Items from a data source:
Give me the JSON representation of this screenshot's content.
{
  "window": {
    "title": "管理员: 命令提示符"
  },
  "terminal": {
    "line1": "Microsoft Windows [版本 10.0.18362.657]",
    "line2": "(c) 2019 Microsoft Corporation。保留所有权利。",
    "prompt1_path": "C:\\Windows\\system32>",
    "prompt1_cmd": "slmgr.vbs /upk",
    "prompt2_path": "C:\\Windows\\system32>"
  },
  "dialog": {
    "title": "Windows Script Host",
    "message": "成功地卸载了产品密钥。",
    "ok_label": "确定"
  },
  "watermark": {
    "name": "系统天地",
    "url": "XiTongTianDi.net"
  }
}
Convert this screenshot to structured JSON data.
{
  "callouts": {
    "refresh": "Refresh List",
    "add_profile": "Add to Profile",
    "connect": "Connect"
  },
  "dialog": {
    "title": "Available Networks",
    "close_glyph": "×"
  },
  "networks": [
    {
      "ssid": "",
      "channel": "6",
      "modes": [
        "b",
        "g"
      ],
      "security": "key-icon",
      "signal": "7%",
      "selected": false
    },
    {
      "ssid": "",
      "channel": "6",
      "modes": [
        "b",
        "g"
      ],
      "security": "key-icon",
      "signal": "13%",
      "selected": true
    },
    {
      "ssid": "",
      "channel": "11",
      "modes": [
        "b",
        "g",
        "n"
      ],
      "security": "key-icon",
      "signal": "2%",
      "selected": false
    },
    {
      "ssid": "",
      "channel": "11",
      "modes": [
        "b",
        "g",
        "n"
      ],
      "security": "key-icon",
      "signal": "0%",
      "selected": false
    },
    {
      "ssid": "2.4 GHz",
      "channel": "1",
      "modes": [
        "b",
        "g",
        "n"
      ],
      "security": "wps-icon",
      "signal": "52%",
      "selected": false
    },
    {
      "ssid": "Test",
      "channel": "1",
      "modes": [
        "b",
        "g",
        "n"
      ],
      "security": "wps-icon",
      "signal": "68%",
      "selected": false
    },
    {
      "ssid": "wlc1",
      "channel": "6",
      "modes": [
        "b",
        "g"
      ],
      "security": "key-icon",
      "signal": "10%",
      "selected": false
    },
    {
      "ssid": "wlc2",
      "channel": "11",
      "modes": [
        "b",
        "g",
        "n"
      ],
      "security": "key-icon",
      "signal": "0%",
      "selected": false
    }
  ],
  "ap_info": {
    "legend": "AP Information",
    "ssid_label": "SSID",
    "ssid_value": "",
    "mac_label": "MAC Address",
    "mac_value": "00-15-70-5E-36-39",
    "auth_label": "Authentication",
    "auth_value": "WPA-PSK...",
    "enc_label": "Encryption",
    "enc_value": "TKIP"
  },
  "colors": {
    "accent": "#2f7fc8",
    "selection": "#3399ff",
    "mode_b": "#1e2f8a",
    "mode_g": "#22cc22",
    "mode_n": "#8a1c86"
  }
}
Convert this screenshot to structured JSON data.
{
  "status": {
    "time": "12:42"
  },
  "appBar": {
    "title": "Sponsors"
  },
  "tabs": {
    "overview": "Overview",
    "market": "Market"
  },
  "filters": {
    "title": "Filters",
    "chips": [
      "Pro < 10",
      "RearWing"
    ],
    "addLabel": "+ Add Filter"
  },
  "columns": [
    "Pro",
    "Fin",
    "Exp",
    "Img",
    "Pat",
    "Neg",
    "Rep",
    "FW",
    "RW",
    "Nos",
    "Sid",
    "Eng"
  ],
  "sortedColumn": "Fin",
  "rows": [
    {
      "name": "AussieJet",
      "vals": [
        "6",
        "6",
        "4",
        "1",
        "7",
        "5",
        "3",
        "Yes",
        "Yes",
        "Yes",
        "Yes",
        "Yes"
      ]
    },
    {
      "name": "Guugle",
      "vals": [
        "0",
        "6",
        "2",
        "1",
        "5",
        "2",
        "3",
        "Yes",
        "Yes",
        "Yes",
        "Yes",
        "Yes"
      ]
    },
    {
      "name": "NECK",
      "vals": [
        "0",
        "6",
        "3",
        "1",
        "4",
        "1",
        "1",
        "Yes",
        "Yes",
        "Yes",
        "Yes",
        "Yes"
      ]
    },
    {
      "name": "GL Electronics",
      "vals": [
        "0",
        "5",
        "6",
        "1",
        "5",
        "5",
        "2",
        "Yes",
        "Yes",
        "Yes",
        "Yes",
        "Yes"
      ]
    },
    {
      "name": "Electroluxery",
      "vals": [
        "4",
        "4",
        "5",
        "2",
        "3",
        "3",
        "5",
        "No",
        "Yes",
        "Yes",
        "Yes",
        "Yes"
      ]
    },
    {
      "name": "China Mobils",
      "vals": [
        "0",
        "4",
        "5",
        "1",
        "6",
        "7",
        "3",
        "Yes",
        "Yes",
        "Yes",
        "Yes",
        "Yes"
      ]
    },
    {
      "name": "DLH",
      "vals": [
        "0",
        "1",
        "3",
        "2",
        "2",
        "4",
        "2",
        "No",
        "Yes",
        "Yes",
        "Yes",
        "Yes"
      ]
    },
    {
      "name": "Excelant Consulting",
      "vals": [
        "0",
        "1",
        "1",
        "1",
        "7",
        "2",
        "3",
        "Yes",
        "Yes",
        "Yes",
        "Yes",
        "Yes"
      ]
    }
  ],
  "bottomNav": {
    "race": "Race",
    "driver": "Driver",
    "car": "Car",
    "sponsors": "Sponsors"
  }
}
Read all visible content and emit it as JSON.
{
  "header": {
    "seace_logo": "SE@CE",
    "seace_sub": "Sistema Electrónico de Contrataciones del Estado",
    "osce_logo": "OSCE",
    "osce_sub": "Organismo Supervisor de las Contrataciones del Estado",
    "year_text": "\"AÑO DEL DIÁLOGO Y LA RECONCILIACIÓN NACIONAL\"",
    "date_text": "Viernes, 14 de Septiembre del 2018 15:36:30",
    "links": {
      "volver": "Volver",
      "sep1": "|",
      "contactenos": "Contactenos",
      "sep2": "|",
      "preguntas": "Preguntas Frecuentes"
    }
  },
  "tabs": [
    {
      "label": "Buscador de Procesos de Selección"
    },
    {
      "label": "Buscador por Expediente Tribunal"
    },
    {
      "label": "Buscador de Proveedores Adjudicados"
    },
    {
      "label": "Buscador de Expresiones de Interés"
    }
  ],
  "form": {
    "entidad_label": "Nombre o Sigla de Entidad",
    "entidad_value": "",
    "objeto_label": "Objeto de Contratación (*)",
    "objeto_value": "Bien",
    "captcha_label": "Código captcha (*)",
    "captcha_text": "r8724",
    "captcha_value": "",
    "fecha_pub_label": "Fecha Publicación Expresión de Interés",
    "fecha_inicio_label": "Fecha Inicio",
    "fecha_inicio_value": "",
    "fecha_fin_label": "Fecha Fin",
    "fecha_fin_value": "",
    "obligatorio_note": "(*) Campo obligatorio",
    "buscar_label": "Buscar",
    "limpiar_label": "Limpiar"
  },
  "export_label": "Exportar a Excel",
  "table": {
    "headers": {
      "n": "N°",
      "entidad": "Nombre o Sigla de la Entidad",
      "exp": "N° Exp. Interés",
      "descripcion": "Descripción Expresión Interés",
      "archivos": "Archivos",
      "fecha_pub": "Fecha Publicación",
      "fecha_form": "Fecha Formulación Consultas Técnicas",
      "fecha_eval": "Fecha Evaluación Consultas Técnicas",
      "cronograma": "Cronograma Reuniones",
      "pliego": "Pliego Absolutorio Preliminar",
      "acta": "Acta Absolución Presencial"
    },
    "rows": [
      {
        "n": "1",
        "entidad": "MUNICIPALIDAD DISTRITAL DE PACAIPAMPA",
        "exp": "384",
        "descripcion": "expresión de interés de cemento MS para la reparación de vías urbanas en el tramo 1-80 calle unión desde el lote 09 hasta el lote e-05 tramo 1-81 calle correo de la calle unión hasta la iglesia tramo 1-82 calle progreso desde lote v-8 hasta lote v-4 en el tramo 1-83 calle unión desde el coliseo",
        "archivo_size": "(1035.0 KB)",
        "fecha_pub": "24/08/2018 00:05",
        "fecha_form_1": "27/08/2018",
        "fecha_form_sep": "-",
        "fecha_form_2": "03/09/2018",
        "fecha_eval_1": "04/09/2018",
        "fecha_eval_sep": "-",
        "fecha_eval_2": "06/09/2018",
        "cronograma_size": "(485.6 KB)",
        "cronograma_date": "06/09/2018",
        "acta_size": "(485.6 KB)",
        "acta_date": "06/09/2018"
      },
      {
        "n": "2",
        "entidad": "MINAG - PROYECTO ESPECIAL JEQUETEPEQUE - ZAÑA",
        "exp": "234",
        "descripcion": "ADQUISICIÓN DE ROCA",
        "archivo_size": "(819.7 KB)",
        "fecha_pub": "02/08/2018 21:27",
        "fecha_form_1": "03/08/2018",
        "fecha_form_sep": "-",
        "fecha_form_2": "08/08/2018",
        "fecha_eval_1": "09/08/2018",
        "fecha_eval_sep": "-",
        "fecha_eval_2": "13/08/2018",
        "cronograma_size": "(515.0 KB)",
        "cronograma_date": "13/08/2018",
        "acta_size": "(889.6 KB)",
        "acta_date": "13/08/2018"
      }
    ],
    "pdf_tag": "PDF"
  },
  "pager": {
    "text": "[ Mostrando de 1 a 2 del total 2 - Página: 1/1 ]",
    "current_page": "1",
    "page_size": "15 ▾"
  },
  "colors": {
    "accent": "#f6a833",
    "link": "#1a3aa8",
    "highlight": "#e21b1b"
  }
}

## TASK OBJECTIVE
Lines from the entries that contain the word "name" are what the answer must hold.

## PROBLEM SOLUTION
    "name": "系统天地",
      "name": "AussieJet",
      "name": "Guugle",
      "name": "NECK",
      "name": "GL Electronics",
      "name": "Electroluxery",
      "name": "China Mobils",
      "name": "DLH",
      "name": "Excelant Consulting",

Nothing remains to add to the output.